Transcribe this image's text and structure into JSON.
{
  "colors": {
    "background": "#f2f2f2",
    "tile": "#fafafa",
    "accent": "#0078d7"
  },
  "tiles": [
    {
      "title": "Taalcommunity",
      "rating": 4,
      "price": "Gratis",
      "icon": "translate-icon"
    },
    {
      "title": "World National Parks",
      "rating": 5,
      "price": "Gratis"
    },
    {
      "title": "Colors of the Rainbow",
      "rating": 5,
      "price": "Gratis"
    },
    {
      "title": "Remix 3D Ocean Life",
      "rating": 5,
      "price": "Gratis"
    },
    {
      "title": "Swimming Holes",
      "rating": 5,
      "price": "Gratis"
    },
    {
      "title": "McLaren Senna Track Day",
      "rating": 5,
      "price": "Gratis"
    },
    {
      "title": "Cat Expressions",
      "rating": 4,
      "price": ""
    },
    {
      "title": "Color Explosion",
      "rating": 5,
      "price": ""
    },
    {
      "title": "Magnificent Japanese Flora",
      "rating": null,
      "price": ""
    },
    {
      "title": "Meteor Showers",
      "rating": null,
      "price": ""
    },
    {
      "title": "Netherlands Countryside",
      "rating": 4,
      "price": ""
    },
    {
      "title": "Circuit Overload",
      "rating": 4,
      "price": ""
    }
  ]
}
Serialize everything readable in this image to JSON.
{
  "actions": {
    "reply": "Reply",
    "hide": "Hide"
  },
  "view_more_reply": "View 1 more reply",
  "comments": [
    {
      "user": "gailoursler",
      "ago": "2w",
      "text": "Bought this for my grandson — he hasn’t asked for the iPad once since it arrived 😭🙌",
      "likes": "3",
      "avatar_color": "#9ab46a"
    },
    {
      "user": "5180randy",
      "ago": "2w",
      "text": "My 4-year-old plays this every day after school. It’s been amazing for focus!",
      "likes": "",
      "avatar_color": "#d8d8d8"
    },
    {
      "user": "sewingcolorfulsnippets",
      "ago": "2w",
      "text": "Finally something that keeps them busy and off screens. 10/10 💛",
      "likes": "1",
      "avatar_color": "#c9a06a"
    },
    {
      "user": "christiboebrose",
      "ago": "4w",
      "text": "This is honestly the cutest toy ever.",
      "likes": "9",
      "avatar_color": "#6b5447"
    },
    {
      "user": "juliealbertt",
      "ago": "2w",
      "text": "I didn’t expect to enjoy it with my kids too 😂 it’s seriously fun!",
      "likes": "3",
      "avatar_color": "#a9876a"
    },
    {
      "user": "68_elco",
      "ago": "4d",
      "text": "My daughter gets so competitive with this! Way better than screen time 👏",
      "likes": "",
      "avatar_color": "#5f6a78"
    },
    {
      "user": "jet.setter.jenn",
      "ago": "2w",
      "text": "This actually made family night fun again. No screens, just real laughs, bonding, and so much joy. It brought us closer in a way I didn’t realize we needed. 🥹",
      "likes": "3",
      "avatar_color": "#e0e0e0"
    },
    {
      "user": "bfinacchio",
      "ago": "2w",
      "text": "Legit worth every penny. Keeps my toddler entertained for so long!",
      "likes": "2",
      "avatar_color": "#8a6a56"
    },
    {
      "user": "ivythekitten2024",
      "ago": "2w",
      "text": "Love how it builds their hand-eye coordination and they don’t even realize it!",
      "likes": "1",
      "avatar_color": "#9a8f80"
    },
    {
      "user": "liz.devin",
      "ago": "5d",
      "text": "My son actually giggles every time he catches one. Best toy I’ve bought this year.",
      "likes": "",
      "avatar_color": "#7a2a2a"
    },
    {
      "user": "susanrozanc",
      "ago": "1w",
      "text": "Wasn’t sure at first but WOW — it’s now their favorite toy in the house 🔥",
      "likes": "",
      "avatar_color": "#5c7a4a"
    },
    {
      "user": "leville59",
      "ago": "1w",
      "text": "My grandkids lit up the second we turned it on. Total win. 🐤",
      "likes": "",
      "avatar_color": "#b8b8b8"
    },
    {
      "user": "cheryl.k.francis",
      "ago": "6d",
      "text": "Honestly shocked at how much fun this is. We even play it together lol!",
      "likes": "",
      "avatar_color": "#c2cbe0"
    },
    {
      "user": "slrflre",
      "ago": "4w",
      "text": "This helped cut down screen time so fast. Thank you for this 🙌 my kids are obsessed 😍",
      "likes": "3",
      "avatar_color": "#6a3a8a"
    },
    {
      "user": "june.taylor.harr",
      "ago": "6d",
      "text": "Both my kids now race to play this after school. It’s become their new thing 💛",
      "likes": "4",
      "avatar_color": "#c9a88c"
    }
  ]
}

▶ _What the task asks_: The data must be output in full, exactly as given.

▶ _Written response_:
Transcribe this image's text and structure into JSON.
{
  "colors": {
    "background": "#f2f2f2",
    "tile": "#fafafa",
    "accent": "#0078d7"
  },
  "tiles": [
    {
      "title": "Taalcommunity",
      "rating": 4,
      "price": "Gratis",
      "icon": "translate-icon"
    },
    {
      "title": "World National Parks",
      "rating": 5,
      "price": "Gratis"
    },
    {
      "title": "Colors of the Rainbow",
      "rating": 5,
      "price": "Gratis"
    },
    {
      "title": "Remix 3D Ocean Life",
      "rating": 5,
      "price": "Gratis"
    },
    {
      "title": "Swimming Holes",
      "rating": 5,
      "price": "Gratis"
    },
    {
      "title": "McLaren Senna Track Day",
      "rating": 5,
      "price": "Gratis"
    },
    {
      "title": "Cat Expressions",
      "rating": 4,
      "price": ""
    },
    {
      "title": "Color Explosion",
      "rating": 5,
      "price": ""
    },
    {
      "title": "Magnificent Japanese Flora",
      "rating": null,
      "price": ""
    },
    {
      "title": "Meteor Showers",
      "rating": null,
      "price": ""
    },
    {
      "title": "Netherlands Countryside",
      "rating": 4,
      "price": ""
    },
    {
      "title": "Circuit Overload",
      "rating": 4,
      "price": ""
    }
  ]
}
Serialize everything readable in this image to JSON.
{
  "actions": {
    "reply": "Reply",
    "hide": "Hide"
  },
  "view_more_reply": "View 1 more reply",
  "comments": [
    {
      "user": "gailoursler",
      "ago": "2w",
      "text": "Bought this for my grandson — he hasn’t asked for the iPad once since it arrived 😭🙌",
      "likes": "3",
      "avatar_color": "#9ab46a"
    },
    {
      "user": "5180randy",
      "ago": "2w",
      "text": "My 4-year-old plays this every day after school. It’s been amazing for focus!",
      "likes": "",
      "avatar_color": "#d8d8d8"
    },
    {
      "user": "sewingcolorfulsnippets",
      "ago": "2w",
      "text": "Finally something that keeps them busy and off screens. 10/10 💛",
      "likes": "1",
      "avatar_color": "#c9a06a"
    },
    {
      "user": "christiboebrose",
      "ago": "4w",
      "text": "This is honestly the cutest toy ever.",
      "likes": "9",
      "avatar_color": "#6b5447"
    },
    {
      "user": "juliealbertt",
      "ago": "2w",
      "text": "I didn’t expect to enjoy it with my kids too 😂 it’s seriously fun!",
      "likes": "3",
      "avatar_color": "#a9876a"
    },
    {
      "user": "68_elco",
      "ago": "4d",
      "text": "My daughter gets so competitive with this! Way better than screen time 👏",
      "likes": "",
      "avatar_color": "#5f6a78"
    },
    {
      "user": "jet.setter.jenn",
      "ago": "2w",
      "text": "This actually made family night fun again. No screens, just real laughs, bonding, and so much joy. It brought us closer in a way I didn’t realize we needed. 🥹",
      "likes": "3",
      "avatar_color": "#e0e0e0"
    },
    {
      "user": "bfinacchio",
      "ago": "2w",
      "text": "Legit worth every penny. Keeps my toddler entertained for so long!",
      "likes": "2",
      "avatar_color": "#8a6a56"
    },
    {
      "user": "ivythekitten2024",
      "ago": "2w",
      "text": "Love how it builds their hand-eye coordination and they don’t even realize it!",
      "likes": "1",
      "avatar_color": "#9a8f80"
    },
    {
      "user": "liz.devin",
      "ago": "5d",
      "text": "My son actually giggles every time he catches one. Best toy I’ve bought this year.",
      "likes": "",
      "avatar_color": "#7a2a2a"
    },
    {
      "user": "susanrozanc",
      "ago": "1w",
      "text": "Wasn’t sure at first but WOW — it’s now their favorite toy in the house 🔥",
      "likes": "",
      "avatar_color": "#5c7a4a"
    },
    {
      "user": "leville59",
      "ago": "1w",
      "text": "My grandkids lit up the second we turned it on. Total win. 🐤",
      "likes": "",
      "avatar_color": "#b8b8b8"
    },
    {
      "user": "cheryl.k.francis",
      "ago": "6d",
      "text": "Honestly shocked at how much fun this is. We even play it together lol!",
      "likes": "",
      "avatar_color": "#c2cbe0"
    },
    {
      "user": "slrflre",
      "ago": "4w",
      "text": "This helped cut down screen time so fast. Thank you for this 🙌 my kids are obsessed 😍",
      "likes": "3",
      "avatar_color": "#6a3a8a"
    },
    {
      "user": "june.taylor.harr",
      "ago": "6d",
      "text": "Both my kids now race to play this after school. It’s become their new thing 💛",
      "likes": "4",
      "avatar_color": "#c9a88c"
    }
  ]
}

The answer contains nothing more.